Shutterstock (4), FOX, ABC, NBC (2)

The show: “Parenthood” (NBC)

 “Parenthood” was developed from Ron Howard’s 1989 film by Jason Katims, who cut his teeth with another television show adapted from a movie, “Friday Night Lights.” The shows share the same idea: getting older can be brutal. It’s a much different execution in “Parenthood,” which enters its fourth season, with multiple generations of the Braverman family finding out how each stage of life brings its own set of unique challenges. It also features a story about raising a child with special needs, the type of story that hasn’t been a focal point of a television show since “Life Goes On” ended in 1993. In “Parenthood,” it’s Adam and Kristina (Peter Krause and Monica Potter) raising their autistic son Max (Max Burkholder.) In a well-observed scene last season, Max overhears that his parents are giving his older sister Haddie (Sarah Ramos) $1,000 for college fees, and asks if he can have $1,000 too, not understanding how much time, money and energy has been invested in his development at Haddie’s expense.

The takeaway: Growing up is hard to do. 

Parents can learn a lot from this crop of shows.

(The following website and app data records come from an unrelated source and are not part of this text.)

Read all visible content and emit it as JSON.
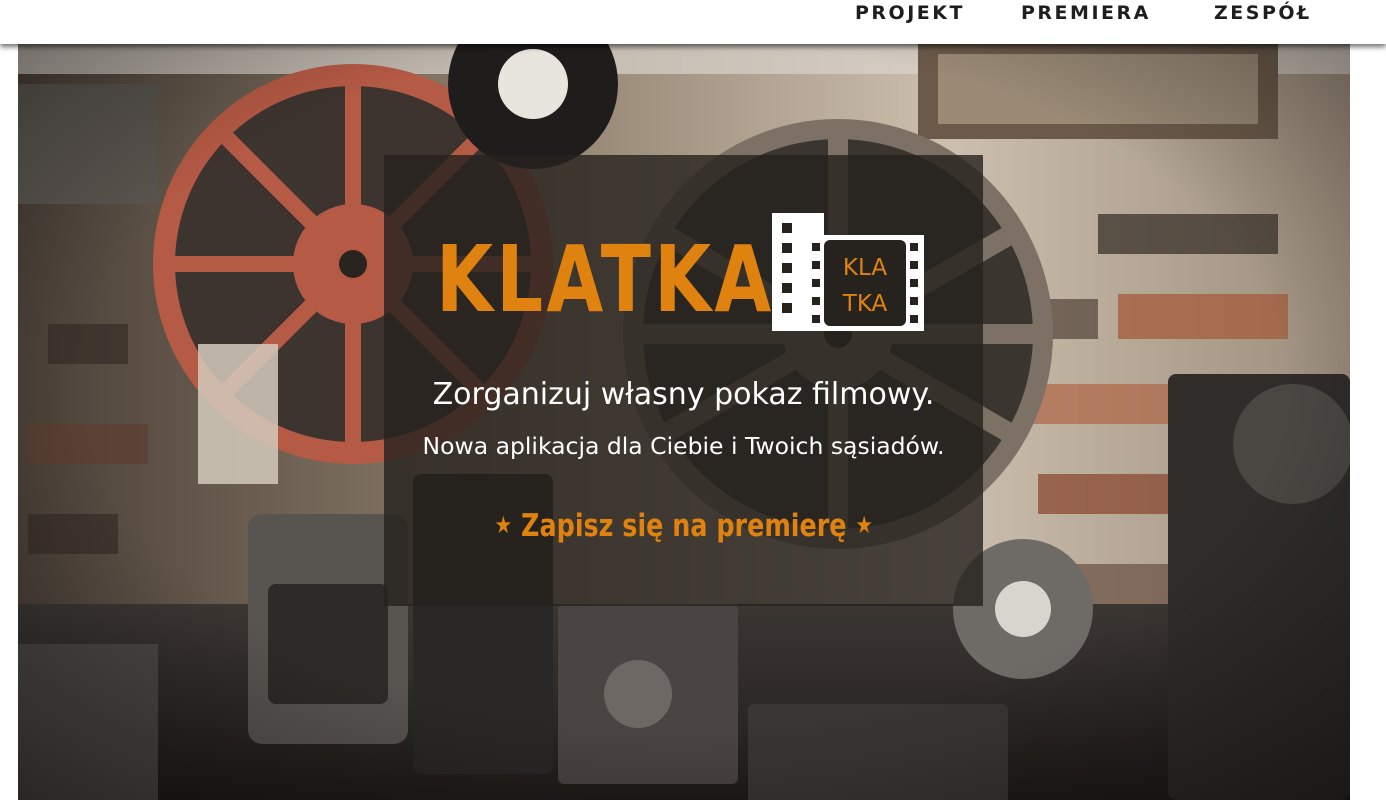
{
  "nav": {
    "items": [
      {
        "label": "PROJEKT"
      },
      {
        "label": "PREMIERA"
      },
      {
        "label": "ZESPÓŁ"
      }
    ]
  },
  "hero": {
    "brand_name": "KLATKA",
    "logo_text_line1": "KLA",
    "logo_text_line2": "TKA",
    "tagline": "Zorganizuj własny pokaz filmowy.",
    "subtagline": "Nowa aplikacja dla Ciebie i Twoich sąsiadów.",
    "cta": {
      "star_left": "★",
      "label": "Zapisz się na premierę",
      "star_right": "★"
    }
  },
  "colors": {
    "accent": "#e0820f",
    "nav_text": "#1e1e1e",
    "panel_bg": "rgba(38,34,30,0.80)"
  }
}
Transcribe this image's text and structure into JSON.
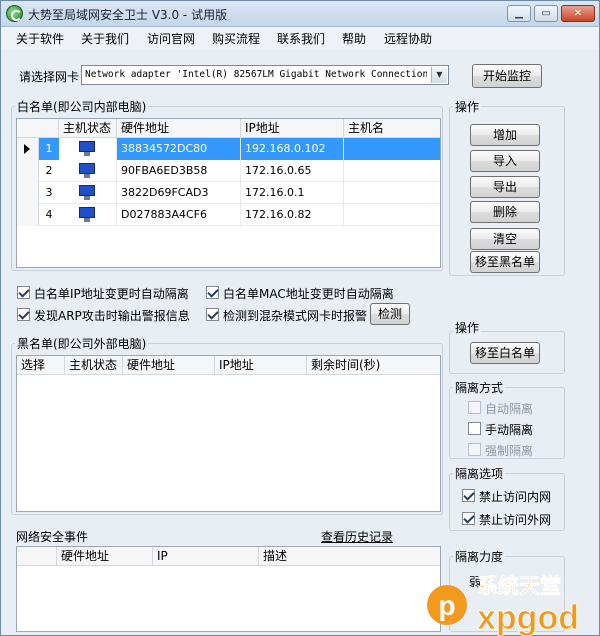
{
  "window": {
    "title": "大势至局域网安全卫士 V3.0 - 试用版",
    "controls": [
      "minimize-icon",
      "maximize-icon",
      "close-icon"
    ]
  },
  "menu": [
    "关于软件",
    "关于我们",
    "访问官网",
    "购买流程",
    "联系我们",
    "帮助",
    "远程协助"
  ],
  "nic": {
    "label": "请选择网卡",
    "selected": "Network adapter 'Intel(R) 82567LM Gigabit Network Connection'",
    "start_button": "开始监控"
  },
  "whitelist": {
    "title": "白名单(即公司内部电脑)",
    "columns": [
      "主机状态",
      "硬件地址",
      "IP地址",
      "主机名"
    ],
    "rows": [
      {
        "no": "1",
        "mac": "38834572DC80",
        "ip": "192.168.0.102",
        "host": ""
      },
      {
        "no": "2",
        "mac": "90FBA6ED3B58",
        "ip": "172.16.0.65",
        "host": ""
      },
      {
        "no": "3",
        "mac": "3822D69FCAD3",
        "ip": "172.16.0.1",
        "host": ""
      },
      {
        "no": "4",
        "mac": "D027883A4CF6",
        "ip": "172.16.0.82",
        "host": ""
      }
    ]
  },
  "ops1": {
    "title": "操作",
    "buttons": [
      "增加",
      "导入",
      "导出",
      "删除",
      "清空",
      "移至黑名单"
    ]
  },
  "options": {
    "ip_change": {
      "label": "白名单IP地址变更时自动隔离",
      "checked": true
    },
    "mac_change": {
      "label": "白名单MAC地址变更时自动隔离",
      "checked": true
    },
    "arp_alert": {
      "label": "发现ARP攻击时输出警报信息",
      "checked": true
    },
    "promisc_alert": {
      "label": "检测到混杂模式网卡时报警",
      "checked": true
    },
    "detect_button": "检测"
  },
  "blacklist": {
    "title": "黑名单(即公司外部电脑)",
    "columns": [
      "选择",
      "主机状态",
      "硬件地址",
      "IP地址",
      "剩余时间(秒)"
    ]
  },
  "ops2": {
    "title": "操作",
    "button": "移至白名单"
  },
  "isolation_mode": {
    "title": "隔离方式",
    "items": [
      {
        "label": "自动隔离",
        "checked": false,
        "enabled": false
      },
      {
        "label": "手动隔离",
        "checked": false,
        "enabled": true
      },
      {
        "label": "强制隔离",
        "checked": false,
        "enabled": false
      }
    ]
  },
  "isolation_options": {
    "title": "隔离选项",
    "items": [
      {
        "label": "禁止访问内网",
        "checked": true
      },
      {
        "label": "禁止访问外网",
        "checked": true
      }
    ]
  },
  "events": {
    "title": "网络安全事件",
    "history_link": "查看历史记录",
    "columns": [
      "硬件地址",
      "IP",
      "描述"
    ]
  },
  "strength": {
    "title": "隔离力度",
    "value": "弱"
  },
  "watermark": {
    "text": "系统天堂",
    "site": "xpgod"
  },
  "colors": {
    "selection": "#3399ff",
    "window_bg": "#e9eef4",
    "watermark_orange": "#f39a1e"
  }
}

Raising Hope (Fox)Jimmy Chance, the clueless dad to baby Hope; Jimmy's loving but lowbrow parents, Virginia and Burt; Virginia's kooky grandmother, Barbara June “Maw Maw” Thompson.A 23-year-old gets custody of a baby he fathered out of wedlock and raises her with his not-slightly-crazy family. (Hope's mom was a serial killer—lovely premise.)Even when money is tight and circumstances are gruesome (serial-killer mom, anyone?), a family can thrive on lots of laughter, love, and good intentions.
Modern Family (ABC)Patriarch Jay Pritchett and his extended family, including his wife, young stepson, and his adult son and daughter, their spouses and children.A mockumentary-style sitcom that blends hilarity and heart; we dare you not to relate.Families come in all shapes and sizes, dysfunction is normal and funny, and enjoy those baby years while they last because tweens and teens are drama central.
Up All Night (NBC)Reagan Brinkley is a producer for her best friend Ava's TV talk show; hubby Chris is an ex-lawyer turned stay-at-home dad to baby Amy. Their neighbors? Super annoying.When traditional mom-and-pop roles are reversed, hilarity ensues. (Watching Chris commandeer Amy's playgroup is priceless.)Working moms can have it all (thriving career, happy baby, active social life, sexy marriage)—but maybe not all at the same time.
Parenthood (NBC)Zeek, wife Camille, and their adult kids Adam (the solid oldest child), Sarah (the lost soul), Crosby (the screw-up trying to get it right), and Julia (ambitious attorney). Plus: grands of all ages.Thirty- and 40-somethings cope with undeniably modern issues (open adoption, interracial marriage, mainstreaming an autistic child) while their loving parents try to make sense of it all.The generation gap is bigger than ever. (Your parents didn't have to worry about cyber bullying.) The divide may be frustrating, but you can learn from each other.